Sinn Féin President Gerry Adams TD, who has worked closely with the Ballymurphy Massacre families over many years of their campaign, has welcomed the decision to hold a Congressional Hearing next Wednesday in Washington into the events of August 1971 in Ballymurphy.
Mr. Adams said:
“Next Wednesday a Congressional Hearing will take place in Washington DC into the events in Ballymurphy in August 1971 which saw 11 people, ten men, including a local priest and a mother of eight children, shot dead by the British Parachute Regiment.
“Sinn Féin’s representative in the USA Rita O’Hare, who has played a key role in facilitating the families and lobbying for this hearing, will be present.
“The decision to hold the hearing followed a visit by the families last December during which they met senior US Politicians, including the Friends of Ireland Congressional Committee, other senior politicians, the State Department, and a range of Irish American organisations and the media.
“The Congressional Hearing will bring a focus onto the huge injustice done to these families by the British Army and which successive British governments have refused to acknowledge, and will win support for the families demand for an international independent investigation into the events surrounding the deaths of their loved ones. ”
Note to Editors:Last year Gerry Adams raised this issue with Congressman Richard Neal who is the Chair of the Friends of Ireland Committee and asked him if he could facilitate a hearing with the Ballymurphy families.
Congressman Neal has been a long time supporter of the Irish peace process and he readily agreed.
In the intervening time the families, working with Gerry Adams office, and with Rita O Hare arranged for the families to travel to the USA in December.
Following this very successful visit it was agreed that a Congressional Hearing would take place and this is now set for March 16th.
I am confident that all those the Ballymurphy families meet will quickly accept the merits of their demands and support them. The evidence is overwhelming.

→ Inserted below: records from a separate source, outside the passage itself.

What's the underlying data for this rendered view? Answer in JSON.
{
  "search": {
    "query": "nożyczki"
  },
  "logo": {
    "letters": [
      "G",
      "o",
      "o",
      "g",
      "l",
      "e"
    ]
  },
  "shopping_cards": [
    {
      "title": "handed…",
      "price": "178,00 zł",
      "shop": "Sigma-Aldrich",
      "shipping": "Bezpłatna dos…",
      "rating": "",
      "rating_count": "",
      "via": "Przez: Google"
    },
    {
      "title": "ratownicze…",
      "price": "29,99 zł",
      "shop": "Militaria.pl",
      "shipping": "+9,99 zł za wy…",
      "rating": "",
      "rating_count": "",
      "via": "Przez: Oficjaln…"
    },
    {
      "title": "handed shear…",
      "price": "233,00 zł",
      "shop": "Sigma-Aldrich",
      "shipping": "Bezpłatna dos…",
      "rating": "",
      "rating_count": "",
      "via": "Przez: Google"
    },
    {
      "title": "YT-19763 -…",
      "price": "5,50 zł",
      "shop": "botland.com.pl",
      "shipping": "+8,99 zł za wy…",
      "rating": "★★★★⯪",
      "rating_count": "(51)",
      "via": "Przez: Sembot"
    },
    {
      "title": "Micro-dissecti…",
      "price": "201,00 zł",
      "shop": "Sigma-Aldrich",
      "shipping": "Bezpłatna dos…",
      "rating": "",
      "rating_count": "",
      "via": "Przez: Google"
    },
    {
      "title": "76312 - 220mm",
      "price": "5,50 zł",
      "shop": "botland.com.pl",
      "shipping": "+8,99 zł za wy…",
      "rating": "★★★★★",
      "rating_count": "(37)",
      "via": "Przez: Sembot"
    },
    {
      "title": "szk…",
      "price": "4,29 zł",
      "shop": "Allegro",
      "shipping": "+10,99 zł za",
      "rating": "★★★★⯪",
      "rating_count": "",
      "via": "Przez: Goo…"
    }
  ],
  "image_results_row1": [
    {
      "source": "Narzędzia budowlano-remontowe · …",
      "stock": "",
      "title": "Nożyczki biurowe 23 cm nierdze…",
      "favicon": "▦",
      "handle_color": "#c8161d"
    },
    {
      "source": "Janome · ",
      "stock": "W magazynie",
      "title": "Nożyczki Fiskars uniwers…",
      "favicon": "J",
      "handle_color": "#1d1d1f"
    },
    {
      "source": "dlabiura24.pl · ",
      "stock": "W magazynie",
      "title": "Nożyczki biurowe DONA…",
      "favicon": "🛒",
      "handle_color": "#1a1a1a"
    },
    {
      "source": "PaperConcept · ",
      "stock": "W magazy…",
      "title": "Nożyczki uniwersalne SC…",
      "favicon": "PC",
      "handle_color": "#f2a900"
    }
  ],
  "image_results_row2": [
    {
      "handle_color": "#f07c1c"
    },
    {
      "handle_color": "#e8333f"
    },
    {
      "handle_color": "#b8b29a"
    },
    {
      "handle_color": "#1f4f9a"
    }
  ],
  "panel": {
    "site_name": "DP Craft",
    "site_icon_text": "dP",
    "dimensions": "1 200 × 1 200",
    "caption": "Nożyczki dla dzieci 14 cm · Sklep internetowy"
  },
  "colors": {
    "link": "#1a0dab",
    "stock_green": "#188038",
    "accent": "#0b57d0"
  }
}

It is clear that in the two days after the introduction of internment in August 1971, 11 people, including a mother of 8 children and a local Catholic priest, were murdered by the British Parachute Regiment.

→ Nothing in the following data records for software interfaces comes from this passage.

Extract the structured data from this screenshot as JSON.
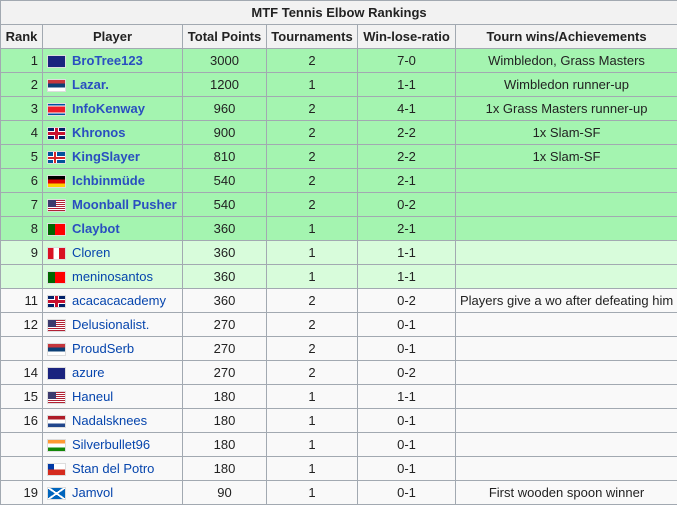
{
  "title": "MTF Tennis Elbow Rankings",
  "headers": [
    "Rank",
    "Player",
    "Total Points",
    "Tournaments",
    "Win-lose-ratio",
    "Tourn wins/Achievements"
  ],
  "rows": [
    {
      "rank": "1",
      "flag": "AU",
      "player": "BroTree123",
      "points": "3000",
      "tournaments": "2",
      "ratio": "7-0",
      "achievements": "Wimbledon, Grass Masters",
      "tier": "g1"
    },
    {
      "rank": "2",
      "flag": "RS",
      "player": "Lazar.",
      "points": "1200",
      "tournaments": "1",
      "ratio": "1-1",
      "achievements": "Wimbledon runner-up",
      "tier": "g1"
    },
    {
      "rank": "3",
      "flag": "KP",
      "player": "InfoKenway",
      "points": "960",
      "tournaments": "2",
      "ratio": "4-1",
      "achievements": "1x Grass Masters runner-up",
      "tier": "g1"
    },
    {
      "rank": "4",
      "flag": "GB",
      "player": "Khronos",
      "points": "900",
      "tournaments": "2",
      "ratio": "2-2",
      "achievements": "1x Slam-SF",
      "tier": "g1"
    },
    {
      "rank": "5",
      "flag": "IS",
      "player": "KingSlayer",
      "points": "810",
      "tournaments": "2",
      "ratio": "2-2",
      "achievements": "1x Slam-SF",
      "tier": "g1"
    },
    {
      "rank": "6",
      "flag": "DE",
      "player": "Ichbinmüde",
      "points": "540",
      "tournaments": "2",
      "ratio": "2-1",
      "achievements": "",
      "tier": "g1"
    },
    {
      "rank": "7",
      "flag": "US",
      "player": "Moonball Pusher",
      "points": "540",
      "tournaments": "2",
      "ratio": "0-2",
      "achievements": "",
      "tier": "g1"
    },
    {
      "rank": "8",
      "flag": "PT",
      "player": "Claybot",
      "points": "360",
      "tournaments": "1",
      "ratio": "2-1",
      "achievements": "",
      "tier": "g1"
    },
    {
      "rank": "9",
      "flag": "PE",
      "player": "Cloren",
      "points": "360",
      "tournaments": "1",
      "ratio": "1-1",
      "achievements": "",
      "tier": "g2"
    },
    {
      "rank": "",
      "flag": "PT",
      "player": "meninosantos",
      "points": "360",
      "tournaments": "1",
      "ratio": "1-1",
      "achievements": "",
      "tier": "g2"
    },
    {
      "rank": "11",
      "flag": "GB",
      "player": "acacacacademy",
      "points": "360",
      "tournaments": "2",
      "ratio": "0-2",
      "achievements": "Players give a wo after defeating him",
      "tier": "w"
    },
    {
      "rank": "12",
      "flag": "US",
      "player": "Delusionalist.",
      "points": "270",
      "tournaments": "2",
      "ratio": "0-1",
      "achievements": "",
      "tier": "w"
    },
    {
      "rank": "",
      "flag": "RS",
      "player": "ProudSerb",
      "points": "270",
      "tournaments": "2",
      "ratio": "0-1",
      "achievements": "",
      "tier": "w"
    },
    {
      "rank": "14",
      "flag": "AU",
      "player": "azure",
      "points": "270",
      "tournaments": "2",
      "ratio": "0-2",
      "achievements": "",
      "tier": "w"
    },
    {
      "rank": "15",
      "flag": "US",
      "player": "Haneul",
      "points": "180",
      "tournaments": "1",
      "ratio": "1-1",
      "achievements": "",
      "tier": "w"
    },
    {
      "rank": "16",
      "flag": "NL",
      "player": "Nadalsknees",
      "points": "180",
      "tournaments": "1",
      "ratio": "0-1",
      "achievements": "",
      "tier": "w"
    },
    {
      "rank": "",
      "flag": "IN",
      "player": "Silverbullet96",
      "points": "180",
      "tournaments": "1",
      "ratio": "0-1",
      "achievements": "",
      "tier": "w"
    },
    {
      "rank": "",
      "flag": "CL",
      "player": "Stan del Potro",
      "points": "180",
      "tournaments": "1",
      "ratio": "0-1",
      "achievements": "",
      "tier": "w"
    },
    {
      "rank": "19",
      "flag": "SCO",
      "player": "Jamvol",
      "points": "90",
      "tournaments": "1",
      "ratio": "0-1",
      "achievements": "First wooden spoon winner",
      "tier": "w"
    }
  ]
}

None of those killed had any connection to any armed group. They were all innocent civilians.